Every once in a while a book comes along and says things that you have been thinking for ages. This happened to me when I read Mick Hume’s latest book “Revolting! How The Establishment Are Undermining Democracy And What They’re Afraid Of.”
Hume is not the usual blazered buffoon in a purple tie banging on about Brussels or a pub bore ranting about how “political correctness” is stopping him using racial slurs (rather than common human decency). He was editor of Living Marxism, newspaper of the now-defunct Revolutionary Communist Party. He was also editor of Spiked Online until 2007. His previous book, “Trigger Warnings”, was about the erosion of free speech in the UK. Not your average “far right” xenophobe.
Hume’s key idea is that the reaction to the Brexit vote in June 2016 referendum and the election of Donald Trump to the US Presidency is far more important than those events themselves. As a “libertarian Marxist,” Hume is opposed to the European Union but also opposed to Donald Trump. His point is that both were democratic outcomes and the reaction of some of the illiberal “elite” has demonstrated their contempt for democracy and, far more disturbing, their utter disdain for some of their fellow citizens.
A number of commentators have based their criticism of both the Brexit vote and the election of Trump on the perceived stupidity of many voters. If only, some wail, these disgusting plebs were as clever as me, then we would still be in the EU and Hillary Clinton would have her feet firmly under the desk in the Oval Office. Hume writes about how the misanthropic attitudes of some of the illiberal “elite” has even led them into suggesting that some people are not qualified for the vote. Note how anyone who has written about the stupidity of voters automatically excludes themselves from any disqualification from voting, and they exclude anyone who agrees with them. Basically, some people’s idea of democracy appears to be “everyone is entitled to a vote so long as they agree with me because I’m so much cleverer than the average lumpen prole.”

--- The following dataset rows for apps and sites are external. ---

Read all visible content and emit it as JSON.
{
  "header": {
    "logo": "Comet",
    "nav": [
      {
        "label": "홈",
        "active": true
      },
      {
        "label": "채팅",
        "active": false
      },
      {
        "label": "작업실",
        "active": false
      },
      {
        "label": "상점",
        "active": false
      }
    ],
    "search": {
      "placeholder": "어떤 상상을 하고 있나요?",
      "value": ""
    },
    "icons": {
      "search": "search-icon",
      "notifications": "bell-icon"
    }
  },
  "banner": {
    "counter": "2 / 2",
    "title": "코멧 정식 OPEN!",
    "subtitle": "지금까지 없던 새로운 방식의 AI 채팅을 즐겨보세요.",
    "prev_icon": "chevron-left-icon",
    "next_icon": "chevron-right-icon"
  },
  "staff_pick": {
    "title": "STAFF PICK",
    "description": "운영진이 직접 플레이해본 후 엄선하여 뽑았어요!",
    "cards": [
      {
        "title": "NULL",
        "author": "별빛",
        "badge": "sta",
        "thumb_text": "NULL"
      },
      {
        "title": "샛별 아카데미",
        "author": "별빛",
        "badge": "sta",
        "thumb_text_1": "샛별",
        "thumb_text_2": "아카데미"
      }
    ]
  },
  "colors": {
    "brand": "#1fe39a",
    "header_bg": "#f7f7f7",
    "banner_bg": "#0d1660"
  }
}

Throughout history, there have been numerous attempts to deny basic rights on the basis of property, sex, race or religion. Kings, priests and plutocrats have claimed the right to more of a say over how a country is run and denied that right to the fellow human beings. And throughout history, it has been real left-wingers who have challenged these pretensions. The modern faux-left always claims to be in favour of human rights. And the whole point is that they CANNOT be taken away. The United Nations Universal Declaration of Human Rights declares in Article 21 that …
“(1) Everyone has the right to take part in the government of his country, directly or through freely chosen representatives.
(2) Everyone has the right of equal access to public service in his country.
(3) The will of the people shall be the basis of the authority of government; this will shall be expressed in periodic and genuine elections which shall be by universal and equal suffrage and shall be held by secret vote or by equivalent free voting procedures.”
No-one has the right to stop people who disagree with them voting. Human rights are human rights. And, as with freedom of speech, who decides? If we are going to take away votes from people on the grounds of stupidity then any adult who still has an imaginary friend should be disenfranchised yesterday.
The second main point Hume makes is the rise of technocracy. A lot of serious political issues are being decided by “experts” rather than people elected by and responsible to ordinary voters. Because these issues are so complicated we should allow our betters to make these decisions for us. Unfortunately, a lot of these “experts” are pretty poor at their jobs. Let’s take two of the faux-left’s favourite organisations, the BBC and the NHS. The former is a nest of paedophile enablers who are funded by a poll tax whilst not one country has copied the model of health care provided by the permanently crisis-ridden NHS.
But by far the most inexpert technocrats are those who work for the spectacularly undemocratic European Union. Since its inception in 1993, the EU has faced three major problems – the Yugoslavian civil war, the banking collapse of 2008 (ongoing) and the refugee crisis (ongoing) – and it has failed all three times. Badly. If this is expertise then give me amateurism any time.
Brexit and the election of Donald Trump do not mean we need less democracy. They are a sign that we need more. And more free speech too. Vital political issues need to be debated and debated fiercely. No-one has the right to deny democracy and free speech. If you want to take away some people’s human rights because you disapprove of how they use them, how can you oppose other people who take away the human rights of people of whom you approve?